• _Required work_: Nothing should be left out: write out the whole listing exactly.
╭─ Exercise material
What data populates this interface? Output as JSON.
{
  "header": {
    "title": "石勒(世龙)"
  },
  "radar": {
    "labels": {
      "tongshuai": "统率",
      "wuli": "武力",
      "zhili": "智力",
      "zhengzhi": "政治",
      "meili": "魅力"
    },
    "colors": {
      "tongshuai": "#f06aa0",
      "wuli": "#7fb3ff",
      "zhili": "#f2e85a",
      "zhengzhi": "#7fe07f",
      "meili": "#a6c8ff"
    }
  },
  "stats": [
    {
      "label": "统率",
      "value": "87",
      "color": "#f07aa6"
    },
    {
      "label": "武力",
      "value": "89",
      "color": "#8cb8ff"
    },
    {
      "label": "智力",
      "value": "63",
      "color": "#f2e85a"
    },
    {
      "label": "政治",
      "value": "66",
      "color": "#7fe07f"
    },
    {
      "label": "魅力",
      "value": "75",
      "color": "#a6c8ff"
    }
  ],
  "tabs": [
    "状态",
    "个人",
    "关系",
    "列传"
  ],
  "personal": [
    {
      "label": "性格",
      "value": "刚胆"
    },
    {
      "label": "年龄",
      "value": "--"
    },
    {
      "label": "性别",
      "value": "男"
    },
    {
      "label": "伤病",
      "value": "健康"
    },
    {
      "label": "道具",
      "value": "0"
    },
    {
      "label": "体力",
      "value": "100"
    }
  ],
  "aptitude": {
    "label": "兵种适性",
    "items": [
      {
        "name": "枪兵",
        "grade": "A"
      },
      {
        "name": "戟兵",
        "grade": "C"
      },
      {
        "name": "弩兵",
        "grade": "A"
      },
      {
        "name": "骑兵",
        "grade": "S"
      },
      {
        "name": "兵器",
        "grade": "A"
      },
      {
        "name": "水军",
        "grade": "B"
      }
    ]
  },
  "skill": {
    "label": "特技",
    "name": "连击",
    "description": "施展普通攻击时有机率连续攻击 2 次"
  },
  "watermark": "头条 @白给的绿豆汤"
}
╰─
• _Final answer_:
What data populates this interface? Output as JSON.
{
  "header": {
    "title": "石勒(世龙)"
  },
  "radar": {
    "labels": {
      "tongshuai": "统率",
      "wuli": "武力",
      "zhili": "智力",
      "zhengzhi": "政治",
      "meili": "魅力"
    },
    "colors": {
      "tongshuai": "#f06aa0",
      "wuli": "#7fb3ff",
      "zhili": "#f2e85a",
      "zhengzhi": "#7fe07f",
      "meili": "#a6c8ff"
    }
  },
  "stats": [
    {
      "label": "统率",
      "value": "87",
      "color": "#f07aa6"
    },
    {
      "label": "武力",
      "value": "89",
      "color": "#8cb8ff"
    },
    {
      "label": "智力",
      "value": "63",
      "color": "#f2e85a"
    },
    {
      "label": "政治",
      "value": "66",
      "color": "#7fe07f"
    },
    {
      "label": "魅力",
      "value": "75",
      "color": "#a6c8ff"
    }
  ],
  "tabs": [
    "状态",
    "个人",
    "关系",
    "列传"
  ],
  "personal": [
    {
      "label": "性格",
      "value": "刚胆"
    },
    {
      "label": "年龄",
      "value": "--"
    },
    {
      "label": "性别",
      "value": "男"
    },
    {
      "label": "伤病",
      "value": "健康"
    },
    {
      "label": "道具",
      "value": "0"
    },
    {
      "label": "体力",
      "value": "100"
    }
  ],
  "aptitude": {
    "label": "兵种适性",
    "items": [
      {
        "name": "枪兵",
        "grade": "A"
      },
      {
        "name": "戟兵",
        "grade": "C"
      },
      {
        "name": "弩兵",
        "grade": "A"
      },
      {
        "name": "骑兵",
        "grade": "S"
      },
      {
        "name": "兵器",
        "grade": "A"
      },
      {
        "name": "水军",
        "grade": "B"
      }
    ]
  },
  "skill": {
    "label": "特技",
    "name": "连击",
    "description": "施展普通攻击时有机率连续攻击 2 次"
  },
  "watermark": "头条 @白给的绿豆汤"
}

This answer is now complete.